We’ve got almost four acres here at the Doublewide Ranch, and most of it is grass. The cows that used to live here kept the grass nicely mowed, but once the cows were gone, it was up to us. At first, we faithfully mowed all of the yard and pasture, but it didn’t take long for us to decide that, “Hey! You know, all we REALLY need are some nice paths cut through the pasture and, really, wouldn’t it be nice to let the wildflowers grow??”
Yeah, losing over half of every weekend to mowing got old quick.
And it’s not just the time it takes. It’s the heat and the bugs and the fact that both Blue Ridge Blue Collar Man and I have old injuries of various body parts that make mowing a painful process. Many of my injuries likely stem from the days when I had to lift my mama, who had ALS and was in a wheelchair. We had a Hoyer lift for home and a little slider thing for transferring her from car to wheelchair and back, but there were inevitably times when I just HAD to lift her.
Even though we cut back (no pun intended) on what we mow, we still end up having to mow a very large area. Blue Ridge Blue Collar Man takes the rider, and I use our push mower. (Benjamin is limited in what he can do because of his back fracture, but he does like to weed whack). And I’ve got to tell you, when the weather gets so hot and muggy, I dread mowing like I dread a root canal. It’s not the work I mind—it’s the pain.
And all that brings me to what I am grateful for right now—tonight—after a long day of mowing. It was particularly awful today because we actually had a bit of rain which made the grass grow up to our kneecaps.
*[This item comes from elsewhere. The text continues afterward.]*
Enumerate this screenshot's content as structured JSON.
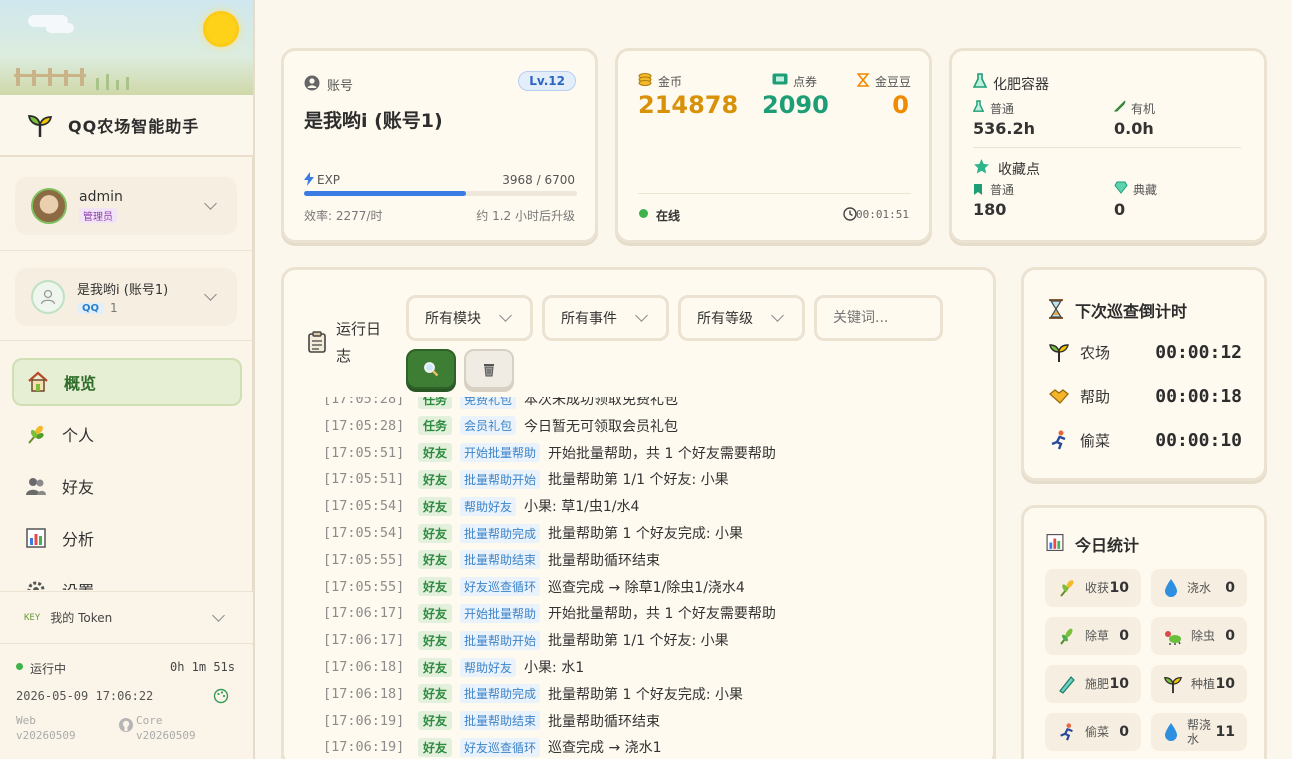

So hoisting that push mower up hills and around trees and through ditches just about killed me. So, today, I thank God for ibuprofen.
Some take it for granted, I guess because it is so easily available and cheap, but those are the very reasons I am so thankful for it. And it really, really works for me. It’s my miracle drug; it’s how I keep going, and I really don’t think I could live without it. I am so grateful for ibuprofen.